Work to be completed: Repeat every entry exactly. Do not include the pictures.

Material to process:
┄┄┄┄┄┄┄┄┄┄
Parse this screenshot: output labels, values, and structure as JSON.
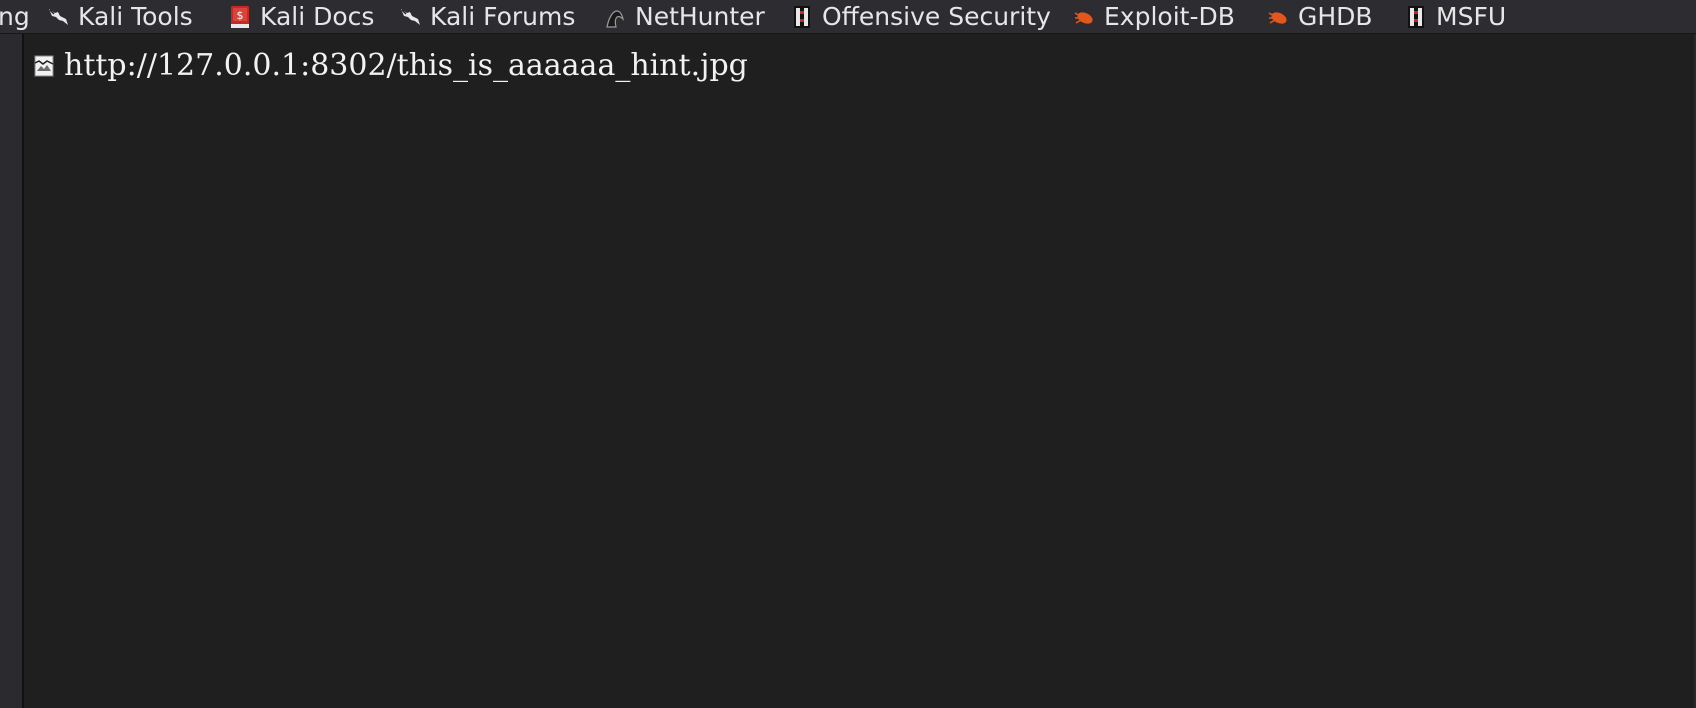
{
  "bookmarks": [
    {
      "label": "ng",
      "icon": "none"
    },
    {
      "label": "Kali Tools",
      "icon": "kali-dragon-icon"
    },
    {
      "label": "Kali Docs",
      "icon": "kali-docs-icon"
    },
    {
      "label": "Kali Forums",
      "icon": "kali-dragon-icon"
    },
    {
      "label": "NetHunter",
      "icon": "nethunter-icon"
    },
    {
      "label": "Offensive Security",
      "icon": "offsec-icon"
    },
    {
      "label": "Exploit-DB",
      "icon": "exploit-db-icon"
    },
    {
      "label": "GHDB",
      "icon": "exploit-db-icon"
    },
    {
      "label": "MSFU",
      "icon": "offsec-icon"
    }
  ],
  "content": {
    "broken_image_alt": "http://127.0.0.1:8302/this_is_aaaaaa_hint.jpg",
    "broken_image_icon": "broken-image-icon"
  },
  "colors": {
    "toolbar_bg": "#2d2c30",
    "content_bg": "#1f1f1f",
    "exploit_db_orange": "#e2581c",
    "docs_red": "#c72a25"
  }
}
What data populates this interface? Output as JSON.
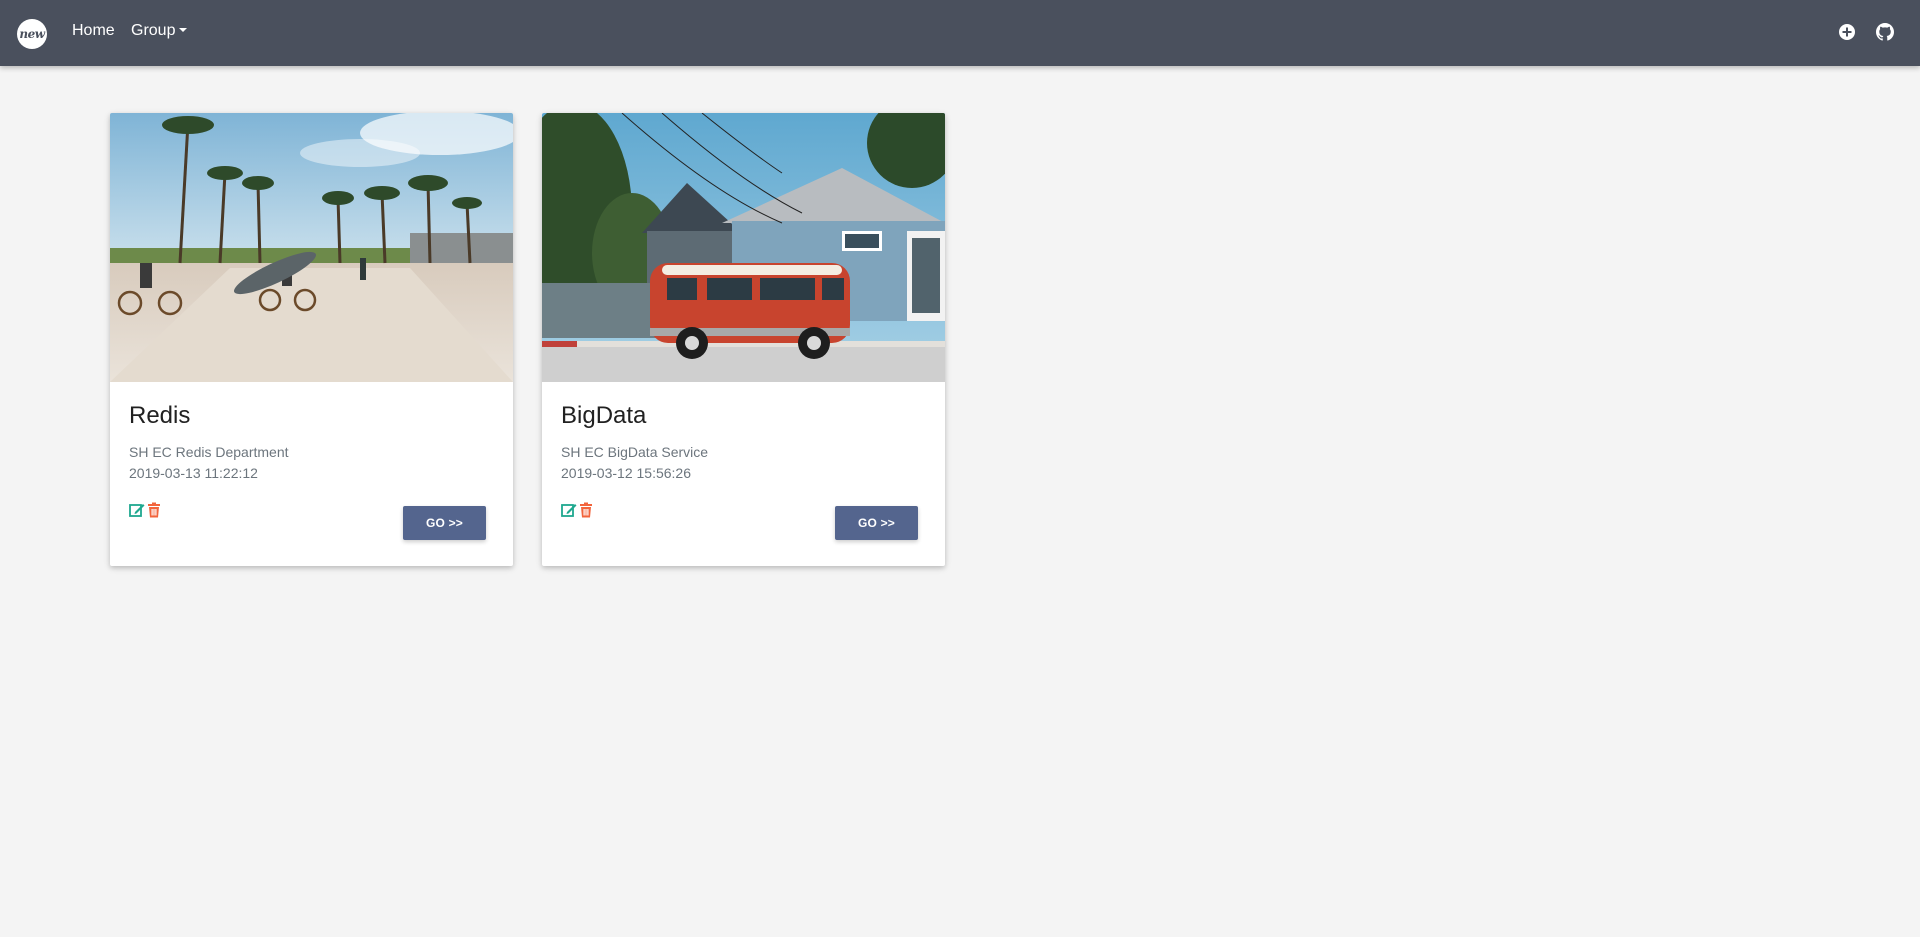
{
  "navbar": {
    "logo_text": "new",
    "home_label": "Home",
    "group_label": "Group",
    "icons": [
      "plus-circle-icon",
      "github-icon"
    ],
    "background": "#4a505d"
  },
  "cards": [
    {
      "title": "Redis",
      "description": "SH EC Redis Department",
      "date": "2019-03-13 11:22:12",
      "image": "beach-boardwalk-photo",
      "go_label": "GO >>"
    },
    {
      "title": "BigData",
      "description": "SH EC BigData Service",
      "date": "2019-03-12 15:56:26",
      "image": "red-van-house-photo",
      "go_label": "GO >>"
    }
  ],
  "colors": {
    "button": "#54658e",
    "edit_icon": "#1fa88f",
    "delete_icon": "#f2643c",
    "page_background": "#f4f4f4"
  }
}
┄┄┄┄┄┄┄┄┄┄
Written solution:
Parse this screenshot: output labels, values, and structure as JSON.
{
  "bookmarks": [
    {
      "label": "ng",
      "icon": "none"
    },
    {
      "label": "Kali Tools",
      "icon": "kali-dragon-icon"
    },
    {
      "label": "Kali Docs",
      "icon": "kali-docs-icon"
    },
    {
      "label": "Kali Forums",
      "icon": "kali-dragon-icon"
    },
    {
      "label": "NetHunter",
      "icon": "nethunter-icon"
    },
    {
      "label": "Offensive Security",
      "icon": "offsec-icon"
    },
    {
      "label": "Exploit-DB",
      "icon": "exploit-db-icon"
    },
    {
      "label": "GHDB",
      "icon": "exploit-db-icon"
    },
    {
      "label": "MSFU",
      "icon": "offsec-icon"
    }
  ],
  "content": {
    "broken_image_alt": "http://127.0.0.1:8302/this_is_aaaaaa_hint.jpg",
    "broken_image_icon": "broken-image-icon"
  },
  "colors": {
    "toolbar_bg": "#2d2c30",
    "content_bg": "#1f1f1f",
    "exploit_db_orange": "#e2581c",
    "docs_red": "#c72a25"
  }
}
What data populates this interface? Output as JSON.
{
  "navbar": {
    "logo_text": "new",
    "home_label": "Home",
    "group_label": "Group",
    "icons": [
      "plus-circle-icon",
      "github-icon"
    ],
    "background": "#4a505d"
  },
  "cards": [
    {
      "title": "Redis",
      "description": "SH EC Redis Department",
      "date": "2019-03-13 11:22:12",
      "image": "beach-boardwalk-photo",
      "go_label": "GO >>"
    },
    {
      "title": "BigData",
      "description": "SH EC BigData Service",
      "date": "2019-03-12 15:56:26",
      "image": "red-van-house-photo",
      "go_label": "GO >>"
    }
  ],
  "colors": {
    "button": "#54658e",
    "edit_icon": "#1fa88f",
    "delete_icon": "#f2643c",
    "page_background": "#f4f4f4"
  }
}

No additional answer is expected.